To keep your Tetras healthy, it’s crucial to be vigilant for signs of common health issues such as fin rot, ich, or external parasites. Early detection allows for prompt treatment. Isolating an affected fish can prevent the spread of diseases.
Maintaining optimal water conditions, a balanced diet, and a stress-free environment are your best defense against diseases. Quarantine new fish before introducing them to your main tank to prevent potential outbreaks.
Tips for a Thriving Tetra Tank
Monitoring Your Tank
Regular monitoring is key to maintaining a thriving Tetra tank. Check water parameters, equipment, and fish behavior regularly. Keeping a close eye on your aquarium allows you to address issues before they escalate.
Learning from Experience
Every aquarium is unique, and your Tetra tank will have its quirks. Don’t be discouraged by initial setbacks or challenges. With time and experience, you’ll become a seasoned Tetra tank keeper, mastering the art of creating a thriving underwater world.
In conclusion, setting up a Tetra tank can be a fulfilling and rewarding endeavor for any aquarium enthusiast. By carefully selecting the right aquarium, equipment, and Tetra species, and maintaining ideal water conditions, you can create a vibrant and captivating aquatic ecosystem.
Remember to pay attention to the needs of your Tetras, from their social behavior to their dietary preferences, and provide them with a comfortable and secure environment. With proper care and attention, your Tetra tank will flourish, becoming a mesmerizing centerpiece in your home.
Frequently Asked Questions (FAQs)
How many Tetras can I keep in my tank?
The number of Tetras you can keep depends on your tank size. A 10-gallon tank can comfortably accommodate a small group of 6-8 Tetras. For larger groups or multiple Tetra species, opt for a larger tank.
Can different Tetra species be kept together?
Yes, but it’s essential to choose Tetra species that are compatible in terms of size and temperament.

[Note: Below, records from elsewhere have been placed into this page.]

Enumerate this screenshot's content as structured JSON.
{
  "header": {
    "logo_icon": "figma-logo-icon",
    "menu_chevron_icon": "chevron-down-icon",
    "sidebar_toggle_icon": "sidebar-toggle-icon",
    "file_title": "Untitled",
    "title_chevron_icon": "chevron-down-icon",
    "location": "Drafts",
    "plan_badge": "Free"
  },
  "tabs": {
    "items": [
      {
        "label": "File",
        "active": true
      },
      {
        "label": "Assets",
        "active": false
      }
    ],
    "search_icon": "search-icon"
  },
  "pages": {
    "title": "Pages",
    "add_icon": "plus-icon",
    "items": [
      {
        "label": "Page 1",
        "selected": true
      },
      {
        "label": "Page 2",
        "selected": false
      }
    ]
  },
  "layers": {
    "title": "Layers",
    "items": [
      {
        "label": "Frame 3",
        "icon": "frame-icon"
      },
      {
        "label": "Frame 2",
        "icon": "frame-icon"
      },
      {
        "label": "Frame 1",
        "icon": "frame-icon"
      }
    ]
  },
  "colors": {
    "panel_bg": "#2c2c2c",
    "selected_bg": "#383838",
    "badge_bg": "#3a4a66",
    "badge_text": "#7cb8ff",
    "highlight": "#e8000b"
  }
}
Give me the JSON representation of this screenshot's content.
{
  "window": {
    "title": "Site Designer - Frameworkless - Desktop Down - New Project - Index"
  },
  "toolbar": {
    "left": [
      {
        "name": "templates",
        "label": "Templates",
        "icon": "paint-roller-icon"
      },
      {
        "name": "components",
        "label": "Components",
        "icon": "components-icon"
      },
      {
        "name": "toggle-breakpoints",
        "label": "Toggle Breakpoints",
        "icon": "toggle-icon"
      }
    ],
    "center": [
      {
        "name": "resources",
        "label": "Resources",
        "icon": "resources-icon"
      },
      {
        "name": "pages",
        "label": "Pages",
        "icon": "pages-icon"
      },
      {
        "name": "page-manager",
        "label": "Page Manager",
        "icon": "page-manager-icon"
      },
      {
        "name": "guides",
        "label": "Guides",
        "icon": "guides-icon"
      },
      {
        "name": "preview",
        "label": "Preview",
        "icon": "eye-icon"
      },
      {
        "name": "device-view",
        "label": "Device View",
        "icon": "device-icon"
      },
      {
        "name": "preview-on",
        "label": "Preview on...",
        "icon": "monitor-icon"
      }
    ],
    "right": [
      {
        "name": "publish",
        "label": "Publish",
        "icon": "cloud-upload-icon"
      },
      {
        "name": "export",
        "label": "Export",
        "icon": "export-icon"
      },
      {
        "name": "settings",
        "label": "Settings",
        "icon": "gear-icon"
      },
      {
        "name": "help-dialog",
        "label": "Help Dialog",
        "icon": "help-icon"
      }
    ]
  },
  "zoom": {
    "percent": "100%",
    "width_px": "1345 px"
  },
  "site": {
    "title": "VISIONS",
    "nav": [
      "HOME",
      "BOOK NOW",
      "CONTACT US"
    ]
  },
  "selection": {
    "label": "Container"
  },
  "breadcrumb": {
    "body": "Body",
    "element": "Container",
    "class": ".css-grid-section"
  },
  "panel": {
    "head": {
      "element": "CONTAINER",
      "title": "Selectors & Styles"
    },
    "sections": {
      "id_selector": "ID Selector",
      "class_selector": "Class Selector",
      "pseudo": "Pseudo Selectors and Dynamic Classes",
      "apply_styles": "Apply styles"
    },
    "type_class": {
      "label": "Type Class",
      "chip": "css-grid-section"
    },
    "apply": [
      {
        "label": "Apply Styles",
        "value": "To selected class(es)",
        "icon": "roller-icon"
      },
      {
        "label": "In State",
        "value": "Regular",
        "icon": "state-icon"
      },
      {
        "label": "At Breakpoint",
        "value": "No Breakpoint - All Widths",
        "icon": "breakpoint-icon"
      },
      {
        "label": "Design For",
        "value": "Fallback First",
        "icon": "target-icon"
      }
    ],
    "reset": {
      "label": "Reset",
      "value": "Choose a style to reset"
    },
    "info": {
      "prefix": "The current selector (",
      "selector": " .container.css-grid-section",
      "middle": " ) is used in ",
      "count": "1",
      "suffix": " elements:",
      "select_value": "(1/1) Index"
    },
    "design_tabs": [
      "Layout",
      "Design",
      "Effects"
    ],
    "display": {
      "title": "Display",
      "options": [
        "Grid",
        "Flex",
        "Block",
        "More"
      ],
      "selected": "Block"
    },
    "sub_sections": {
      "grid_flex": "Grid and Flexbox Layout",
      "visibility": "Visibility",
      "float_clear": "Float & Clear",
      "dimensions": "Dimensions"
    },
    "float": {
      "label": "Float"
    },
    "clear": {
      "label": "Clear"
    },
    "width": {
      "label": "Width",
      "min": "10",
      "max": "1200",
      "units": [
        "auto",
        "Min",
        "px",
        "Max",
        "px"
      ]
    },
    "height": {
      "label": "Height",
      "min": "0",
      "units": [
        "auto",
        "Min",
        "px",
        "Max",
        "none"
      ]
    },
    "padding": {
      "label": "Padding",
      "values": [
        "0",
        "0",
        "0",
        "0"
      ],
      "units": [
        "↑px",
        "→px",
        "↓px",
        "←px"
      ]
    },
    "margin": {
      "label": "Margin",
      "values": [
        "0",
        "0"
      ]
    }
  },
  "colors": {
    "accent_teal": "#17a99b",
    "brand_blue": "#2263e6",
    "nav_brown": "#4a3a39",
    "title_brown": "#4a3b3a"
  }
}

Research their specific requirements and behavior to ensure harmony in your tank.
What do Tetra fish eat?
Tetras are omnivores and will accept a variety of foods. Provide them with high-quality flakes, pellets, and occasional treats like live or freeze-dried foods to maintain their health and vibrancy.
How can I tell if my Tetras are stressed?
Stressed Tetras may display pale colors, erratic swimming, or hide excessively. Keeping their environment stable, providing hiding spots, and maintaining proper tank conditions will help reduce stress.
What’s the lifespan of Tetra fish?
Tetra fish typically have a lifespan of 3-5 years, although with proper care, some can live longer. Providing a suitable environment and diet is crucial for their longevity.
With this comprehensive Tetra tank setup guide, you’re well-equipped to embark on your journey into the world of Tetra fish keeping. Enjoy the beauty and serenity of your aquatic masterpiece!